McKenna is best known for originating the role of the "terrible" titular heroine in Muriel’s Wedding the Musical, and in Jagged they amp up the queer soft-masc energy they won our hearts with in Fun Home, clearly drawing on their own nonbinary identity and trans experience. They channel a scrappy and loveable energy as the love interest of Mary Jane’s daughter Frankie (played by the dynamic Emily Nkomo, in her mainstage debut). But as it turns out, they are not Frankie’s only love interest, leading to a rousing and rocking rendition of ‘You Oughta Know’ that had the opening night audience whooping and cheering into a mid-show standing ovation.
The staging is in a state of near constant flux, consisting of sliding screen panels with transformative video projections, and moving set pieces framed by a luminous outline of a house. The business of the staging echoes the franticness of the characters’ lives, and only slows its roll when tragedy strikes in the second half and the story gradually builds to a resolution.
Some will say (and many critics have) that this show attempts to squeeze in too many hot button issues – including the opioid crisis; gender identity; the prevalence of divorce; parental pressure; rape culture; sex positivity; and the Black Lives Matter movement. But I would argue that the patchwork of issues intersecting in Jagged is reflective of everyday life, where we rarely have time to sit still with any one problem or experience before we are spun out by another. The touchstones of this musical are clearly viewed through an American lens, especially under the hyper-religious shroud of Connecticut where the story takes place, but there are many issues that resonate just as strongly here in Australia. (And unlike many musicals that transfer onto the Aussie stage, they resist shoe-horning in an out-of-place Vegemite joke.)
The ensemble is refreshingly diverse, and surging to the choreography of Marc Kimelman and Adam Blanch, they swarm around the protagonists in a riotous cohort of attitude and grunge-influenced outfits that look like they were torn straight out of a Dangerfield editorial. They are the physical embodiment of the feisty pop-rock energy that underlies Morisette’s music, and also the inner turmoil that exudes from each of the main characters – including the overworked and affection-starved husband Steve Healy (Tim Draxl of A Place to Call Home and The Newsreader), the high achieving golden son Nick Healy (Liam Head), the misunderstood adopted child Frankie (Nkomo), teenage heartthrob Phoenix (Aydan), and vulnerable teen Bella (Grace Miell).

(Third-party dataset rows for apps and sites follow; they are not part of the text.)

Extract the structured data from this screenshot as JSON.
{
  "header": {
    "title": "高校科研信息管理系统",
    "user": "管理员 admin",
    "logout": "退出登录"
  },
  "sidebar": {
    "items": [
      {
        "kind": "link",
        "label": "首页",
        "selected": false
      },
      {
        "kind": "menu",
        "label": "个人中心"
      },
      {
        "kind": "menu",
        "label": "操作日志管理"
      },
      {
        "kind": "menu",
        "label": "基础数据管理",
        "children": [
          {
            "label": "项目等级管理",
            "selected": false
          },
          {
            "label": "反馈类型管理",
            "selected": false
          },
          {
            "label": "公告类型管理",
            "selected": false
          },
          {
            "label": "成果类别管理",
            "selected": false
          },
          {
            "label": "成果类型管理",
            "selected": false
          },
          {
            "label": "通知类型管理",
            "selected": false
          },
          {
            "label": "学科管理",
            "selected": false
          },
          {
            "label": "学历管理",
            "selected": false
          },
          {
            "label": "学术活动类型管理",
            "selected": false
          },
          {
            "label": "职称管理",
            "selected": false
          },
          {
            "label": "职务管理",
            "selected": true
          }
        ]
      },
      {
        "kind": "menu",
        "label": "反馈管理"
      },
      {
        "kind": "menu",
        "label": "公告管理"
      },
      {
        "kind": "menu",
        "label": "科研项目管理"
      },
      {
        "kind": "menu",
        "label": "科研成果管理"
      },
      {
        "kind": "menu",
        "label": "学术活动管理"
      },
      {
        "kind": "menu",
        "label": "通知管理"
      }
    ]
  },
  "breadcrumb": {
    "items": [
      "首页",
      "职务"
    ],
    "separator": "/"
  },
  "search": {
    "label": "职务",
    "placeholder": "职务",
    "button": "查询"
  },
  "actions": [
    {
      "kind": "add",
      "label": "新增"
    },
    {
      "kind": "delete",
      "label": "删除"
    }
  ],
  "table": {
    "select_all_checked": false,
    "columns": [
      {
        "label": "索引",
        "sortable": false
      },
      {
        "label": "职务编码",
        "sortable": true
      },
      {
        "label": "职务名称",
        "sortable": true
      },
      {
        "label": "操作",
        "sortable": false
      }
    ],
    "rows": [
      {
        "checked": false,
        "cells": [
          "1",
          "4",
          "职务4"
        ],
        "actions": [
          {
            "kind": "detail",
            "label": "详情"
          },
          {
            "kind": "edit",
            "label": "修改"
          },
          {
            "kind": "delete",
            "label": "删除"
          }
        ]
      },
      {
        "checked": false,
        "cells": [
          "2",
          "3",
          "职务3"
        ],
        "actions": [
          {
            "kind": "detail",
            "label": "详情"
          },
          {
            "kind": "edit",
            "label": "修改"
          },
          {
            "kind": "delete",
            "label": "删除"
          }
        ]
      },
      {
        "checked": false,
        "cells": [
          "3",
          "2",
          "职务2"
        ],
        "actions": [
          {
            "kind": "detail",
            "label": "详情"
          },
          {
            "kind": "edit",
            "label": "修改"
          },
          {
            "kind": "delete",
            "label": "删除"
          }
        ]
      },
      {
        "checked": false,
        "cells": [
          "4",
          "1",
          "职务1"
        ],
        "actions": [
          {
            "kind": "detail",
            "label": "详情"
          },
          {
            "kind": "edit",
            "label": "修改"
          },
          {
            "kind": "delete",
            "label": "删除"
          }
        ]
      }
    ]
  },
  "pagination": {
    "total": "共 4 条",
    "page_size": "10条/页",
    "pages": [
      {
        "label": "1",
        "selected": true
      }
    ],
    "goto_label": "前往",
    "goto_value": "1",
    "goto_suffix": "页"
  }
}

During scenes of activism and protest, it is stark and emotional to see people march on the stage holding up placards decrying issues that affect myself and people I care about, from gay rights to trans rights, women’s rights, Black rights and land rights. Many mainstage shows will nod to these types of issues without directly naming them, but seeing them so literally put forward is powerful. Sitting in the theatre on opening night, during Jagged's initial Sydney run in December 2021, surrounded by people you’d see on the tele and the freshly re-elected mayor Clover Moore, one can only hope that the people observing these messages for entertainment are also choosing to engage with them actively.
The musical gives new context to Morisette’s deeply personal, hyper-autobiographical songs. By drawing on both universal experiences while focusing the storytelling on social issues that are reaching a fever point in the American public consciousness, this show introduces Morisette’s genius to a whole new generation, while re-stoking the fire for die-hard fans who remember these bangers from the first time around. Any self respecting musical theatre lover or Alanis stan should not miss this show. You’ll laugh. You’ll cry. You’ll live. You’ll learn.
Jagged Little Pill the Musical returns to Sydney from July 9, 2022. Get your tickets here.